In the entries below, identify every line with the string "label" and copy it.

*** Opening Material supplied ***

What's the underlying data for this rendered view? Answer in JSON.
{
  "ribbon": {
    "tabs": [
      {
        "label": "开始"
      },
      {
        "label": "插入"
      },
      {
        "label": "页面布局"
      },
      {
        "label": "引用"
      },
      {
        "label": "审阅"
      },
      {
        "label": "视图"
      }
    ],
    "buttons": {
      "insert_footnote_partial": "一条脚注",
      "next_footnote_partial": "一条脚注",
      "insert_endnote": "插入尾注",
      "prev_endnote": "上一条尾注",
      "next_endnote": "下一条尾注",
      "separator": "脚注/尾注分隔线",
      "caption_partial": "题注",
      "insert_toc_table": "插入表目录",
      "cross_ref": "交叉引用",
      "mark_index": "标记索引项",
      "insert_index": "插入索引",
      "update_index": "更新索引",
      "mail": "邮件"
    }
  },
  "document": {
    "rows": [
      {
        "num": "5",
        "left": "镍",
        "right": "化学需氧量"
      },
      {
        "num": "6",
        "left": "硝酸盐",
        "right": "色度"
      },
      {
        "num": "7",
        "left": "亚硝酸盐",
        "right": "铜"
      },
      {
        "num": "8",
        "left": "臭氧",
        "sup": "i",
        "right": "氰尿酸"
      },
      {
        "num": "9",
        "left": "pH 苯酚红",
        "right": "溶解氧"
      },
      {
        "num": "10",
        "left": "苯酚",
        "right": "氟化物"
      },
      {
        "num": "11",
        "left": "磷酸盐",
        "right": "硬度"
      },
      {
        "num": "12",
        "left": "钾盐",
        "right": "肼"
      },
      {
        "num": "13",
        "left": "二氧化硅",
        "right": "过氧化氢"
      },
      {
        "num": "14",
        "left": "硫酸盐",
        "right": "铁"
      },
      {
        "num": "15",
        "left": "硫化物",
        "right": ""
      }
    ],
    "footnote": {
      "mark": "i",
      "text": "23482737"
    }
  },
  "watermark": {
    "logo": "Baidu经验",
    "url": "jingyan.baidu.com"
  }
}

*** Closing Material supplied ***

→ Written response
        "label": "开始"
        "label": "插入"
        "label": "页面布局"
        "label": "引用"
        "label": "审阅"
        "label": "视图"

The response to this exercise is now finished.